    • Bundesrat: A joint secretariat for the Committees on Foreign Affairs, Defence and European Affairs has been set up. It draws up the agenda for meetings, gathers and distributes documents and prepares recommendations for the statement of opinion. It has fifteen staff members.
  • Great Britain:
    • House of Commons: The Committee has fifteen members of staff, of whom three are shared with other committees: these include four advisors with expertise in particular areas, two legal counsellors, two administrative clerks etc. Each governmental department appoints a co-ordinator to collaborate with the Committee.
    • House of Lords: The Committee currently has 16 staff The Committee currently has 16 staff, comprising Legal Advisers, Clerks and Assistants. Three further posts, primarily Research Assistants, are shortly to be filled. The Committee and the Sub-Committees also employ Specialist Advisers on an ad-hoc basis. The Clerks and other staff work closely with their counterparts in Government, principally the Foreign and Commonwealth Office, correspond with the Ministries seeking clarification on matters arising from a particular European legislative proposal and get an Explanatory memorandum from the relevant Government department for each legislative proposal.
  • Greece: The secretariat is composed of four clerks from the Department of European Affairs, who closely co-operate with the Legislative Department and with other experts collaborating with the Parliament.
  • Hungary: The secretariat of the European Committee consists of three counsellors, two administrative workers and several trainees (students). In the area of international affairs, the secretariat co-operates with the Department of International Relations.
  • Luxembourg: The secretariat of the Committee, i.e. a secretary and her assistant, only performs tasks of administrative nature, in other activities the secretariat co-operates with the Department of International Relations. Due to the new agenda emerging in the European decision-making process, the secretariat is to be enlarged.
  • The Netherlands:
    • House of Representatives: The European Committee has a secretary and two counsellors for contact with individual departments. The counsellors co-operate with advisors from the other committees and with the Department of Legislation (preparation of amendments to proposals of European normative acts). Respective departmental bodies also discuss European agenda.
  • Poland:
    • Sejm (Lower Chamber): The EU department also works as the secretariat of the European Committee (its director is at the same time the secretary of the Committee) and provides specialised and organisational background for relations with EU (the Accession Committee, Conference of Parliamentary Chairmen etc.). The department is composed of nine clerks. In addition, the agenda in question is also scrutinised by the Department of European Legislation (consisting of six lawyers) of the Research Department that prepares legal positions. The Research Department (equivalent to the Parliamentary Institute) is in charge of translations and expertise. The Department of Legislation participates in discussing proposals of acts.

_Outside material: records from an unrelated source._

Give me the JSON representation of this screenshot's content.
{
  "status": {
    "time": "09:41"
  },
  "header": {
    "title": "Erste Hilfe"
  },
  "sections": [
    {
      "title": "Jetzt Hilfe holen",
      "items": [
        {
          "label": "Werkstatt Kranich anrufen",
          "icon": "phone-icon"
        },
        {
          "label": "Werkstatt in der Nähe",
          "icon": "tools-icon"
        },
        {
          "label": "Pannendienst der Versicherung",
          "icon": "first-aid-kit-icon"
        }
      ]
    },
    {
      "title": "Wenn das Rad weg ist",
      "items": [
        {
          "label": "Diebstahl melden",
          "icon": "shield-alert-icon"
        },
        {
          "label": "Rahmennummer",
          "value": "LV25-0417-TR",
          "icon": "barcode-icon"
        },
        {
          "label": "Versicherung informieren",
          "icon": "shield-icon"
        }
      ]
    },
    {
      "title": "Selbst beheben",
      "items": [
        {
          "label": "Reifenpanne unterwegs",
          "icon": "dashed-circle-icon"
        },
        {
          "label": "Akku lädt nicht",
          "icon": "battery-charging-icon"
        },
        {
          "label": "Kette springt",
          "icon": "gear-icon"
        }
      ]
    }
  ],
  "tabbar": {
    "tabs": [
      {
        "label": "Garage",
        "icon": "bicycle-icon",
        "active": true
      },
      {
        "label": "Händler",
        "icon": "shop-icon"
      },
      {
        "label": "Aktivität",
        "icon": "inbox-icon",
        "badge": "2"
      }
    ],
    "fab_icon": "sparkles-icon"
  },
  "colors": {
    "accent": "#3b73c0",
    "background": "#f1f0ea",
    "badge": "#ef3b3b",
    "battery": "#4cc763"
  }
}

  • Portugal: The European Committee consists of a secretary and two counsellors; it makes use of expertise elaborated in the parliamentary library and also co-operates with the Department of International Relations.

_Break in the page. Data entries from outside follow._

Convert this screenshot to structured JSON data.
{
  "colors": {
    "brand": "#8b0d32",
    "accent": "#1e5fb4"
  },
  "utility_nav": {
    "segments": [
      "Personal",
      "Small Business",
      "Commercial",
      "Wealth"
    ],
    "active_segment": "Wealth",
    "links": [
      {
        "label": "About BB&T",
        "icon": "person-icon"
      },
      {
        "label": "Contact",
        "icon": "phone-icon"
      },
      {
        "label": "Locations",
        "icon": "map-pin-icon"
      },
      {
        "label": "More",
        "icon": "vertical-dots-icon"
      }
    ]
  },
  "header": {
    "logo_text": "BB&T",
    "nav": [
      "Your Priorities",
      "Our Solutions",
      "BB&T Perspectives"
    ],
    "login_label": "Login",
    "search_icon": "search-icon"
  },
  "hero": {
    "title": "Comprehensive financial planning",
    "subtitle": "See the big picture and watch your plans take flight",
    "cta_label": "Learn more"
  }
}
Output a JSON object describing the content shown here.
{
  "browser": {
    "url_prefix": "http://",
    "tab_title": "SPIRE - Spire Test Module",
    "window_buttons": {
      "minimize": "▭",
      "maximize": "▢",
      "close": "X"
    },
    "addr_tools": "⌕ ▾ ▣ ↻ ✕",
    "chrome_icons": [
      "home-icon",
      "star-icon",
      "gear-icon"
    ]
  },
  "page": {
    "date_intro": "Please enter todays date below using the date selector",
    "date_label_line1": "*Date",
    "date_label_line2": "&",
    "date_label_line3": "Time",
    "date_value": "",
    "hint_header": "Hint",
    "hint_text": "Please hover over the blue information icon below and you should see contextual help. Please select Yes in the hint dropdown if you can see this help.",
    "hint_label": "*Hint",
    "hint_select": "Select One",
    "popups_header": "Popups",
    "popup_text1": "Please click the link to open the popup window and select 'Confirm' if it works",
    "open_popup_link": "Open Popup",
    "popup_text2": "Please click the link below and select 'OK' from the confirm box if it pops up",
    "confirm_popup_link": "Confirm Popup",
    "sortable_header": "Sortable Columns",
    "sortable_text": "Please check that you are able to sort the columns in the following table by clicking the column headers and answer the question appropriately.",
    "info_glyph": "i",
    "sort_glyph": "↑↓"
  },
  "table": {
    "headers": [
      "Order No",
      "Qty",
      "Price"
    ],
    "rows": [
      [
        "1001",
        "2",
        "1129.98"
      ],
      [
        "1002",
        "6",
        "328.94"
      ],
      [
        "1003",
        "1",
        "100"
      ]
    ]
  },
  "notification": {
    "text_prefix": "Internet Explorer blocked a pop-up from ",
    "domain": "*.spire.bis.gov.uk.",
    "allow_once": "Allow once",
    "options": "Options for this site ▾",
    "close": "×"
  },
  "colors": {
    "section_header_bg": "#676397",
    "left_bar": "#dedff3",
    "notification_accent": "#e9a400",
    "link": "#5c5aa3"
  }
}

  • Slovakia: The secretariat of the Committee consists of a secretary and an assistant to secretary. The Committee closely co-operates with the Parliamentary Institute, especially with the Department of Legislation and Approximation of Laws, the Department of Analyses and Education, the Parliamentary Library, as well as with the International Relations Department and Protocol.

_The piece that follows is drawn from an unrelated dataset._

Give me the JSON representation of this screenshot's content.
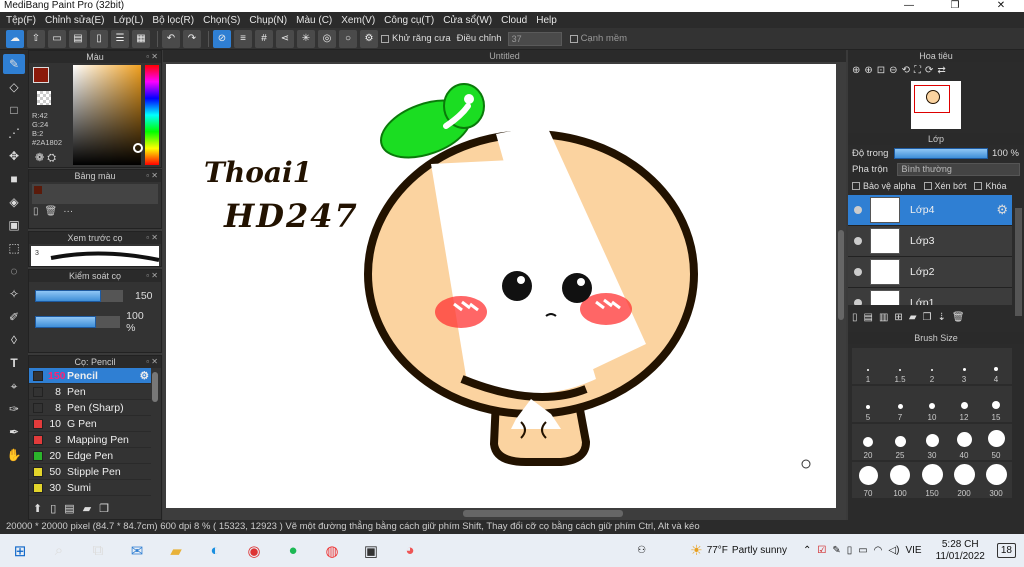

  • Spain: The joint Committee has two legal counsellors and three administrative clerks who collaborate with the Department of European Studies, Department of Studies and Documentation, Library, Department of International Relations, Protocol etc.
  • Sweden: The secretariat of the Committee is composed of ten employees: Director, three secretaries, administrator, four assistants and a public information officer.

Presented by Mr. Pavel Pelant
the Secretary General of the Senate of the Parliament of the Czech Republic